Student group says NDP leadership candidates need to inspire youth to vote
Members of NDP Concordia, the party’s on-campus student group, held a leadership candidate meet-and-greet at McKibbin’s Irish Pub on Bishop Street on Saturday, Aug. 26. The group organized the event in the hopes of engaging students in the party’s leadership race and giving them the opportunity to speak with the candidates before Sunday afternoon’s debate.
To encourage students to voice their opinions and eventually cast their votes in October’s NDP leadership election, the group has remained active over the summer. Members said they have continued to grow in popularity by focusing their efforts on producing social media content — such as live-tweeting Sunday’s leadership debate — and planning events to help the Concordia community become more familiar with the candidates.
With the NDP leadership election rapidly approaching, the student group is also seeking to lift the youth voter turnout.
“Youth participation needs to be improved,” said Patrick Quinn, NDP Concordia’s vice-president of external affairs. “We have the power to make decisions in our democracy. We should be using it as a tool to promote a Canada that we want.”
According to Elections Canada, voter participation for Canadians aged 18 to 24 surged from 38.8 per cent in 2011 to 57.1 per cent in 2015. Despite the large increase, the 18 to 24 age group has the lowest voter turnout of all the nation’s demographics.
“There is a disconnect,” Quinn said. “[It is] caused primarily because parties tend to focus less on youth issues.”
This year’s NDP leadership race has featured one youth-centred debate. However, it took place significantly early in the race, in March, long before candidate Jagmeet Singh had entered. While NDP Concordia believed the youth debate was beneficial, they mentioned that bad timing could contribute to young voters not feeling like valid members of the electorate.
However, in terms of engaging youth in politics and focusing on issues that matter to students, one leadership candidate stands out from the rest. Niki Ashton, the Churchill—Keewatinook Aski MP, prides herself on being a millennial. Much of her campaign has been focused on youth and student issues, such as providing free postsecondary education.
“Inequality has different faces in our country, but one face [is the] intergenerational inequality and, particularly, the kind of marginalization the millennials are facing,” Ashton told The Concordian. “If we tackle some of these key areas […] we would be making a huge difference in terms of bringing up the standard of living of young people.”
Ashton has also put forward the idea of creating a national student advocate position to work with LGBTQ+ youth in particular.
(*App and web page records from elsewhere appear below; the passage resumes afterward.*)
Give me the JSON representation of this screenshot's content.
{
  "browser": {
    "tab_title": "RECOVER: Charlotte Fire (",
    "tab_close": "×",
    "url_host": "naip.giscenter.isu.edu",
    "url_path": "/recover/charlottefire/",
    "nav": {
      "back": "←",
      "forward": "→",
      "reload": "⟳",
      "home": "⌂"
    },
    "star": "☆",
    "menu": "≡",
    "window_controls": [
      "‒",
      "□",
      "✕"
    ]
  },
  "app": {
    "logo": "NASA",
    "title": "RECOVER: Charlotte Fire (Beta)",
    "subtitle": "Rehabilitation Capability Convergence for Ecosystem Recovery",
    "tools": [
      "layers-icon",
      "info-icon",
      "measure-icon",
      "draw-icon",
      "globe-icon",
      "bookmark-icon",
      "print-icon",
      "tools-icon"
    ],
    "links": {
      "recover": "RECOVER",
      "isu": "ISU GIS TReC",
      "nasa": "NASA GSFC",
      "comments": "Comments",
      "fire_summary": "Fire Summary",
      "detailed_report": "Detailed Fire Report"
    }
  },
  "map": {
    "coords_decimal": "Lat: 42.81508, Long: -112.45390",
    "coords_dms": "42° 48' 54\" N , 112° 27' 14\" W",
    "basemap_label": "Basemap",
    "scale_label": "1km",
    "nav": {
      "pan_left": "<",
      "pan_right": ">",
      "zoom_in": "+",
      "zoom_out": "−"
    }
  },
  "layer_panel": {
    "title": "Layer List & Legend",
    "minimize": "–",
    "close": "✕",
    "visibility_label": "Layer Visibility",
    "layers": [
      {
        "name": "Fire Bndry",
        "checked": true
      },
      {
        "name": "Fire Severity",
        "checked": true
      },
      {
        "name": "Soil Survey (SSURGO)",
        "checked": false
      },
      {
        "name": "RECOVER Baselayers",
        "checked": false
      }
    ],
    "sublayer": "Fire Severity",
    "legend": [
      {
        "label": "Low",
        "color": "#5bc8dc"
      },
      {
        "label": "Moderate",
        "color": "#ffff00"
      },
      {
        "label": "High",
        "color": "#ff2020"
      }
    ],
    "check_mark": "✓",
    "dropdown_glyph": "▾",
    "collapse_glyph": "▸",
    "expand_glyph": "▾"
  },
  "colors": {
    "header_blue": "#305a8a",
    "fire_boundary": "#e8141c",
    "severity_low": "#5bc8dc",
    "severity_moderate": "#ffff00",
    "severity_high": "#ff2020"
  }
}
She told The Concordian she recognizes “so many young LGBTQ+ folks are disproportionately affected by mental illness and suicide” and that “it’s a national issue” requiring proper leadership.
While NDP Concordia will not collectively endorse a single candidate, Quinn expressed that Ashton’s impression on Canadian youth is undeniable. However, he also pointed out that he believes leadership candidate Guy Caron’s policies would be more beneficial to students and easier to implement than Ashton’s proposed elimination of post-secondary education fees.
For more information about NDP Concordia, meet the team at the Concordia Clubs Fair on Sept. 6 or follow them on social media.